### TASK INSTRUCTIONS
Go through the records below and set each one down exactly, leaving out any pictures.

[[ ENTRIES SUPPLIED, beginning ]]

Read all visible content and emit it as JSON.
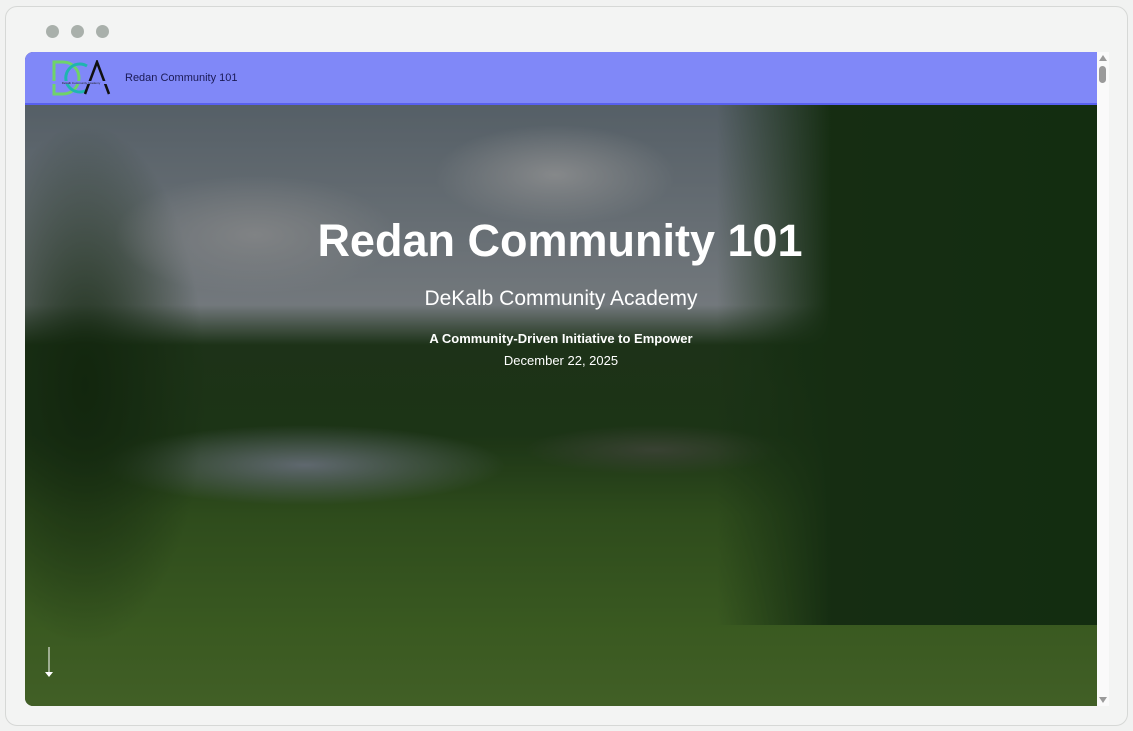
{
  "browser": {
    "controls": [
      "close",
      "minimize",
      "maximize"
    ]
  },
  "nav": {
    "logo_text": "DCA",
    "logo_subtext": "Dekalb Community Academy",
    "title": "Redan Community 101"
  },
  "hero": {
    "title": "Redan Community 101",
    "subtitle": "DeKalb Community Academy",
    "tagline": "A Community-Driven Initiative to Empower",
    "date": "December 22, 2025"
  },
  "colors": {
    "nav_bg": "#8088f8",
    "nav_border": "#5860f0"
  }
}
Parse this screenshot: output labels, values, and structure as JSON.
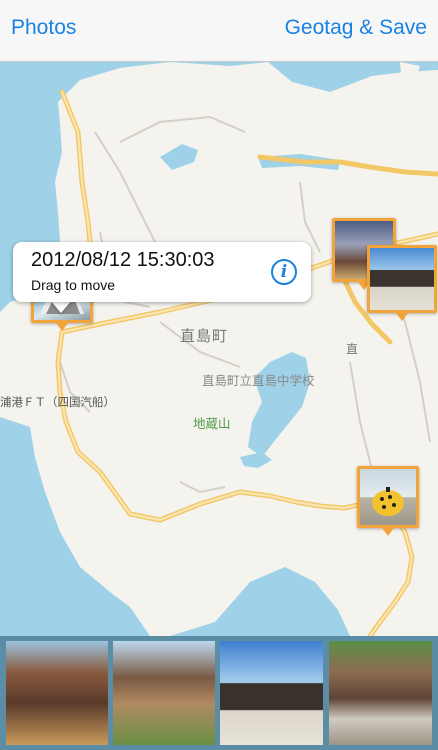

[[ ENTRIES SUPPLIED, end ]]

### OUTPUT OF THE TASK
Read all visible content and emit it as JSON.
{
  "browser": {
    "controls": [
      "close",
      "minimize",
      "maximize"
    ]
  },
  "nav": {
    "logo_text": "DCA",
    "logo_subtext": "Dekalb Community Academy",
    "title": "Redan Community 101"
  },
  "hero": {
    "title": "Redan Community 101",
    "subtitle": "DeKalb Community Academy",
    "tagline": "A Community-Driven Initiative to Empower",
    "date": "December 22, 2025"
  },
  "colors": {
    "nav_bg": "#8088f8",
    "nav_border": "#5860f0"
  }
}
Parse this screenshot: output labels, values, and structure as JSON.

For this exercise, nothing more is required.